▶ _Given records_:
◇ ◇ ◇ ◇ ◇ ◇ ◇
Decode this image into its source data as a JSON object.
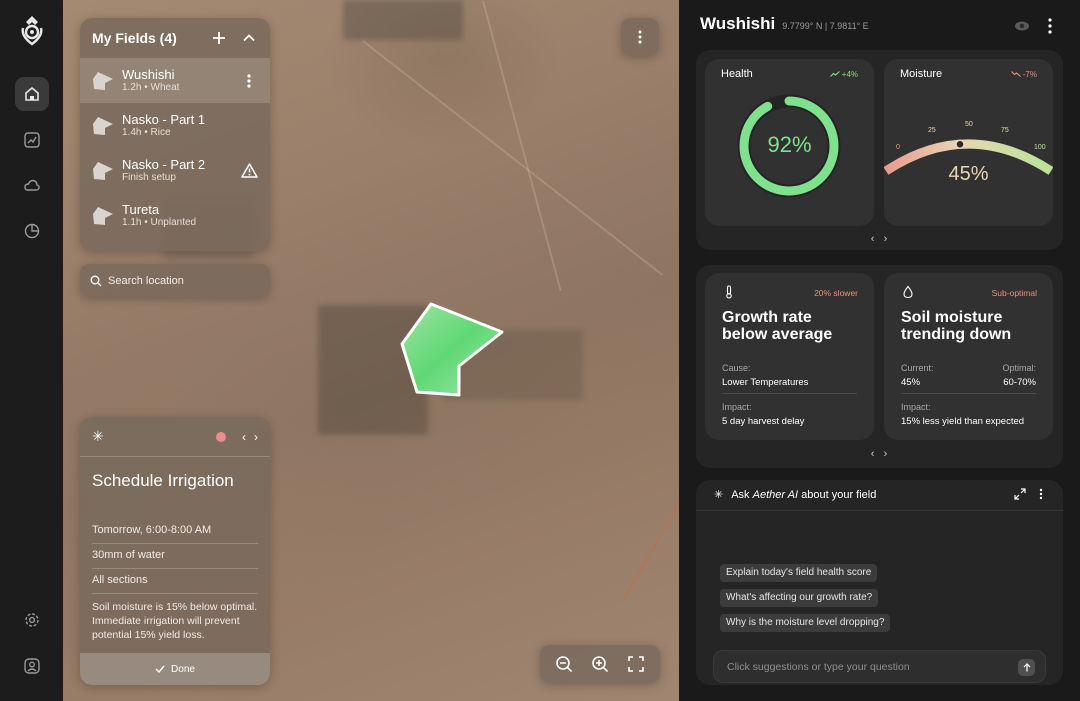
{
  "fields_panel": {
    "title": "My Fields (4)",
    "items": [
      {
        "name": "Wushishi",
        "sub": "1.2h • Wheat"
      },
      {
        "name": "Nasko - Part 1",
        "sub": "1.4h • Rice"
      },
      {
        "name": "Nasko - Part 2",
        "sub": "Finish setup"
      },
      {
        "name": "Tureta",
        "sub": "1.1h • Unplanted"
      }
    ]
  },
  "search": {
    "placeholder": "Search location"
  },
  "irrigation": {
    "title": "Schedule Irrigation",
    "rows": [
      "Tomorrow, 6:00-8:00 AM",
      "30mm of water",
      "All sections"
    ],
    "note": "Soil moisture is 15% below optimal. Immediate irrigation will prevent potential 15% yield loss.",
    "done": "Done"
  },
  "header": {
    "field_name": "Wushishi",
    "coords": "9.7799° N | 7.9811° E"
  },
  "health": {
    "label": "Health",
    "delta": "+4%",
    "value_text": "92%",
    "value": 92
  },
  "moisture": {
    "label": "Moisture",
    "delta": "-7%",
    "value_text": "45%",
    "value": 45,
    "ticks": [
      "0",
      "25",
      "50",
      "75",
      "100"
    ]
  },
  "growth": {
    "tag": "20% slower",
    "title_line1": "Growth rate",
    "title_line2": "below average",
    "cause_label": "Cause:",
    "cause": "Lower Temperatures",
    "impact_label": "Impact:",
    "impact": "5 day harvest delay"
  },
  "soil": {
    "tag": "Sub-optimal",
    "title_line1": "Soil moisture",
    "title_line2": "trending down",
    "current_label": "Current:",
    "current": "45%",
    "optimal_label": "Optimal:",
    "optimal": "60-70%",
    "impact_label": "Impact:",
    "impact": "15% less yield than expected"
  },
  "ai": {
    "prefix": "Ask",
    "brand": "Aether AI",
    "suffix": "about your field",
    "suggestions": [
      "Explain today's field health score",
      "What's affecting our growth rate?",
      "Why is the moisture level dropping?"
    ],
    "input_placeholder": "Click suggestions or type your question"
  },
  "colors": {
    "accent_green": "#7fe08d",
    "warning_red": "#e7927e",
    "panel": "#252525",
    "card": "#313131"
  }
}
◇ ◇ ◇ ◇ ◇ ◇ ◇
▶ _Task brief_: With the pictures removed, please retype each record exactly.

▶ _Task result_:
Decode this image into its source data as a JSON object.
{
  "fields_panel": {
    "title": "My Fields (4)",
    "items": [
      {
        "name": "Wushishi",
        "sub": "1.2h • Wheat"
      },
      {
        "name": "Nasko - Part 1",
        "sub": "1.4h • Rice"
      },
      {
        "name": "Nasko - Part 2",
        "sub": "Finish setup"
      },
      {
        "name": "Tureta",
        "sub": "1.1h • Unplanted"
      }
    ]
  },
  "search": {
    "placeholder": "Search location"
  },
  "irrigation": {
    "title": "Schedule Irrigation",
    "rows": [
      "Tomorrow, 6:00-8:00 AM",
      "30mm of water",
      "All sections"
    ],
    "note": "Soil moisture is 15% below optimal. Immediate irrigation will prevent potential 15% yield loss.",
    "done": "Done"
  },
  "header": {
    "field_name": "Wushishi",
    "coords": "9.7799° N | 7.9811° E"
  },
  "health": {
    "label": "Health",
    "delta": "+4%",
    "value_text": "92%",
    "value": 92
  },
  "moisture": {
    "label": "Moisture",
    "delta": "-7%",
    "value_text": "45%",
    "value": 45,
    "ticks": [
      "0",
      "25",
      "50",
      "75",
      "100"
    ]
  },
  "growth": {
    "tag": "20% slower",
    "title_line1": "Growth rate",
    "title_line2": "below average",
    "cause_label": "Cause:",
    "cause": "Lower Temperatures",
    "impact_label": "Impact:",
    "impact": "5 day harvest delay"
  },
  "soil": {
    "tag": "Sub-optimal",
    "title_line1": "Soil moisture",
    "title_line2": "trending down",
    "current_label": "Current:",
    "current": "45%",
    "optimal_label": "Optimal:",
    "optimal": "60-70%",
    "impact_label": "Impact:",
    "impact": "15% less yield than expected"
  },
  "ai": {
    "prefix": "Ask",
    "brand": "Aether AI",
    "suffix": "about your field",
    "suggestions": [
      "Explain today's field health score",
      "What's affecting our growth rate?",
      "Why is the moisture level dropping?"
    ],
    "input_placeholder": "Click suggestions or type your question"
  },
  "colors": {
    "accent_green": "#7fe08d",
    "warning_red": "#e7927e",
    "panel": "#252525",
    "card": "#313131"
  }
}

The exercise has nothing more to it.